About this task: In the records below, pick out all lines containing the word "title".

(Element data from apps and pages)
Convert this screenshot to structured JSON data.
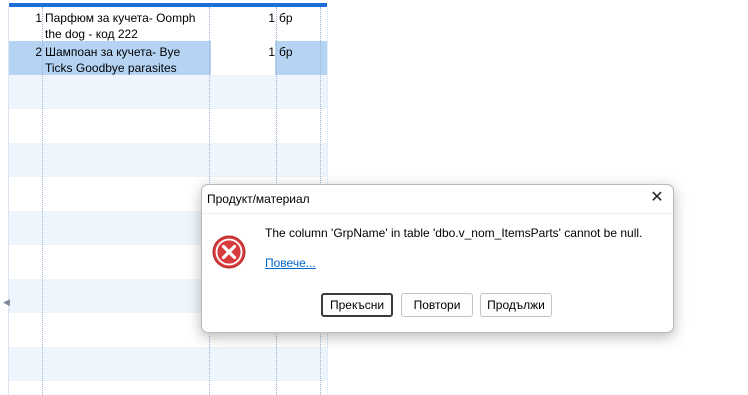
{
  "grid": {
    "rows": [
      {
        "num": "1",
        "name": "Парфюм за кучета- Oomph the dog - код 222",
        "qty": "1",
        "unit": "бр"
      },
      {
        "num": "2",
        "name": "Шампоан за кучета- Bye Ticks Goodbye parasites",
        "qty": "1",
        "unit": "бр"
      }
    ]
  },
  "dialog": {
    "title": "Продукт/материал",
    "close_symbol": "✕",
    "message": "The column 'GrpName' in table 'dbo.v_nom_ItemsParts' cannot be null.",
    "details_link": "Повече...",
    "buttons": {
      "abort": "Прекъсни",
      "retry": "Повтори",
      "continue": "Продължи"
    },
    "icon": "error-icon",
    "colors": {
      "error_red": "#d83b3b",
      "link": "#0066cc",
      "grid_accent": "#1b6fd6",
      "selection": "#b5d4f4"
    }
  }
}
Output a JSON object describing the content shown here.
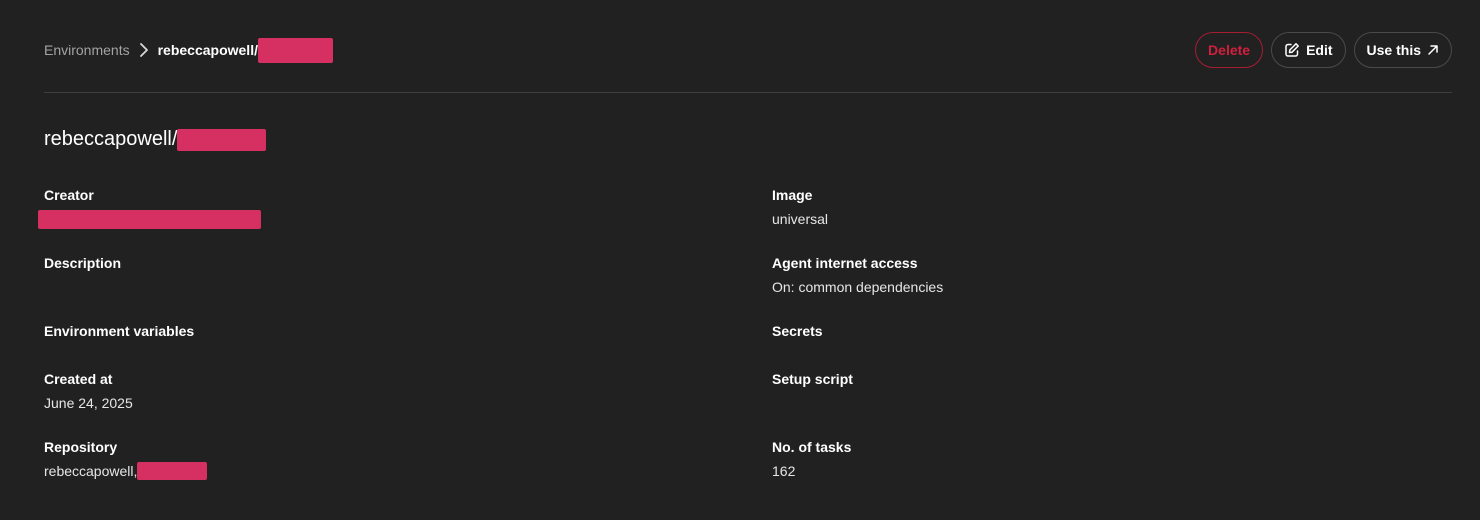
{
  "breadcrumb": {
    "root_label": "Environments",
    "current_label": "rebeccapowell/"
  },
  "toolbar": {
    "delete_label": "Delete",
    "edit_label": "Edit",
    "use_label": "Use this"
  },
  "title": {
    "text": "rebeccapowell/"
  },
  "fields": {
    "creator": {
      "label": "Creator",
      "value": ""
    },
    "image": {
      "label": "Image",
      "value": "universal"
    },
    "description": {
      "label": "Description",
      "value": ""
    },
    "agent_internet_access": {
      "label": "Agent internet access",
      "value": "On: common dependencies"
    },
    "environment_variables": {
      "label": "Environment variables",
      "value": ""
    },
    "secrets": {
      "label": "Secrets",
      "value": ""
    },
    "created_at": {
      "label": "Created at",
      "value": "June 24, 2025"
    },
    "setup_script": {
      "label": "Setup script",
      "value": ""
    },
    "repository": {
      "label": "Repository",
      "value": "rebeccapowell,"
    },
    "no_of_tasks": {
      "label": "No. of tasks",
      "value": "162"
    }
  },
  "icons": {
    "breadcrumb_separator": "chevron-right-icon",
    "edit": "pencil-square-icon",
    "use_this": "arrow-up-right-icon"
  },
  "colors": {
    "background": "#212121",
    "delete_accent": "#d0203e",
    "redaction": "#d63063",
    "muted_text": "#a3a3a3"
  }
}
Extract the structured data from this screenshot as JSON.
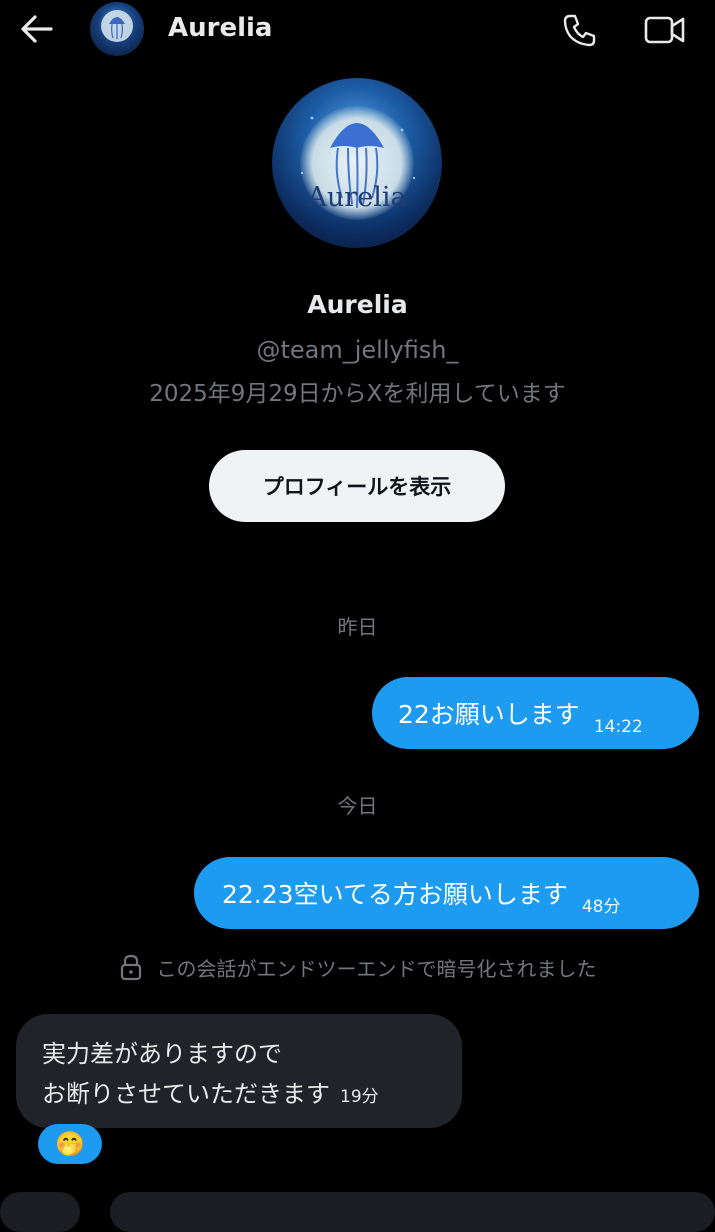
{
  "header": {
    "back_icon": "arrow-left-icon",
    "title": "Aurelia",
    "call_icon": "phone-icon",
    "video_icon": "video-camera-icon"
  },
  "profile": {
    "avatar_logo_text": "Aurelia",
    "name": "Aurelia",
    "handle": "@team_jellyfish_",
    "joined": "2025年9月29日からXを利用しています",
    "view_profile_label": "プロフィールを表示"
  },
  "conversation": {
    "date_yesterday": "昨日",
    "outgoing_1": {
      "text": "22お願いします",
      "time": "14:22"
    },
    "date_today": "今日",
    "outgoing_2": {
      "text": "22.23空いてる方お願いします",
      "time": "48分"
    },
    "encryption_notice": "この会話がエンドツーエンドで暗号化されました",
    "incoming_1": {
      "line1": "実力差がありますので",
      "line2": "お断りさせていただきます",
      "time": "19分"
    },
    "reaction": "🤭"
  },
  "colors": {
    "background": "#000000",
    "accent_blue": "#1d9bf0",
    "muted_text": "#71767b",
    "incoming_bubble": "#202327",
    "button_light": "#eff3f4"
  }
}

Solution:
    "title": "Продукт/материал",
  "title": {
    "title": "Aurelia",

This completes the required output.